Description of the task: Lines in the entries below where the word "JSON" shows up should each be copied.

Dataset extract:
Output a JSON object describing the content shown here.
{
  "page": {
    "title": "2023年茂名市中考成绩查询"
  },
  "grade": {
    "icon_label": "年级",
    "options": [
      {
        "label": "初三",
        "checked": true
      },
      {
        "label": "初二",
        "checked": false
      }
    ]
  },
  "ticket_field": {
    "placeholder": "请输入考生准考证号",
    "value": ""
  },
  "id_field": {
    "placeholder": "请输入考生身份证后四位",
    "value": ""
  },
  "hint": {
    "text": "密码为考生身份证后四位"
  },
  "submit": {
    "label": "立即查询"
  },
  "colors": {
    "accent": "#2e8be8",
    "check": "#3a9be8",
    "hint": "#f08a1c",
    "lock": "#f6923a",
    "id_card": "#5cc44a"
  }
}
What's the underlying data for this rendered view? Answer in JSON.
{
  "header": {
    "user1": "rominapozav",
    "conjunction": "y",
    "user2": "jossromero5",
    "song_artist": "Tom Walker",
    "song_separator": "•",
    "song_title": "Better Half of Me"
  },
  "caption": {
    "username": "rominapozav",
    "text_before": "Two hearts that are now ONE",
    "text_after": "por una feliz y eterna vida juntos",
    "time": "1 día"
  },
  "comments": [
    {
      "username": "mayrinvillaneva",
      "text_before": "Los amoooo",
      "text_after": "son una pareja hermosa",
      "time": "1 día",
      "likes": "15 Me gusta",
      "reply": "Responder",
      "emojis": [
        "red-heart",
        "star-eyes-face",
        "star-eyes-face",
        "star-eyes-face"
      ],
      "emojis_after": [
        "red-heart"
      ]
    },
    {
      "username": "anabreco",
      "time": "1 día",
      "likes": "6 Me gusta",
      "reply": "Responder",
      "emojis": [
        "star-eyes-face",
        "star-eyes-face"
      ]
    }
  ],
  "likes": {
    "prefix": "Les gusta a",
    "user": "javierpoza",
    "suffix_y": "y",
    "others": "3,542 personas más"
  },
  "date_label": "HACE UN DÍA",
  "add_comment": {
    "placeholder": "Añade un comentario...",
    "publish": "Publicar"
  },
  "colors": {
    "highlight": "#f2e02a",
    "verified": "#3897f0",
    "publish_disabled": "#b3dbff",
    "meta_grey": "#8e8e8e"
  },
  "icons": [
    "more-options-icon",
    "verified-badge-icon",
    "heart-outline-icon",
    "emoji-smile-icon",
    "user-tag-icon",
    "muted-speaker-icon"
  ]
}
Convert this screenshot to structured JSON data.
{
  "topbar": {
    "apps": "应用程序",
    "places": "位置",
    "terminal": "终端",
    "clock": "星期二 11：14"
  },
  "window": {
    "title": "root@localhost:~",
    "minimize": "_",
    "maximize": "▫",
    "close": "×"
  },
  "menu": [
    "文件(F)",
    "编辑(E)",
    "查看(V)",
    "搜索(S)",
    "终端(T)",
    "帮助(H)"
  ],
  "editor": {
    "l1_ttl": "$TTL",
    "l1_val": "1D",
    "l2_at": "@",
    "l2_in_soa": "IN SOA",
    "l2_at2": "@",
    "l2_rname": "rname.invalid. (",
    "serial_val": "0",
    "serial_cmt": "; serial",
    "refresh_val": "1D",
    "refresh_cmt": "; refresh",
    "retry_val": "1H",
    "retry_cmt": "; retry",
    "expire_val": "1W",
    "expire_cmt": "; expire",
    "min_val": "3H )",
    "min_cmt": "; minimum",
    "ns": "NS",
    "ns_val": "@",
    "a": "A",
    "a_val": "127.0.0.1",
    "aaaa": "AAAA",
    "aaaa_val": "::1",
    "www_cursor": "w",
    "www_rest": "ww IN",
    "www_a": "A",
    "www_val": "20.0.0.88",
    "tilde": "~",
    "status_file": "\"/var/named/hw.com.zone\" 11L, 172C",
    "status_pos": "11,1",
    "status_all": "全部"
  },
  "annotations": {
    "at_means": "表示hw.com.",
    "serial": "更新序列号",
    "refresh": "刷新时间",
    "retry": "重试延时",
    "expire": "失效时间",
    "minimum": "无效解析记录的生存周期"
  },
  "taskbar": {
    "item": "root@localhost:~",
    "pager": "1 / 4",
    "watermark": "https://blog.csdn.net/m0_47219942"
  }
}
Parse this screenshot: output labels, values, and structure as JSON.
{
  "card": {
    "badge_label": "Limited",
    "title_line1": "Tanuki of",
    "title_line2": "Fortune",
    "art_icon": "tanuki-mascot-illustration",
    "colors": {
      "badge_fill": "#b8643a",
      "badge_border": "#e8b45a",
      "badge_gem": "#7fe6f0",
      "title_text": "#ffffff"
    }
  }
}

The answer:
Output a JSON object describing the content shown here.
What's the underlying data for this rendered view? Answer in JSON.
Convert this screenshot to structured JSON data.
Parse this screenshot: output labels, values, and structure as JSON.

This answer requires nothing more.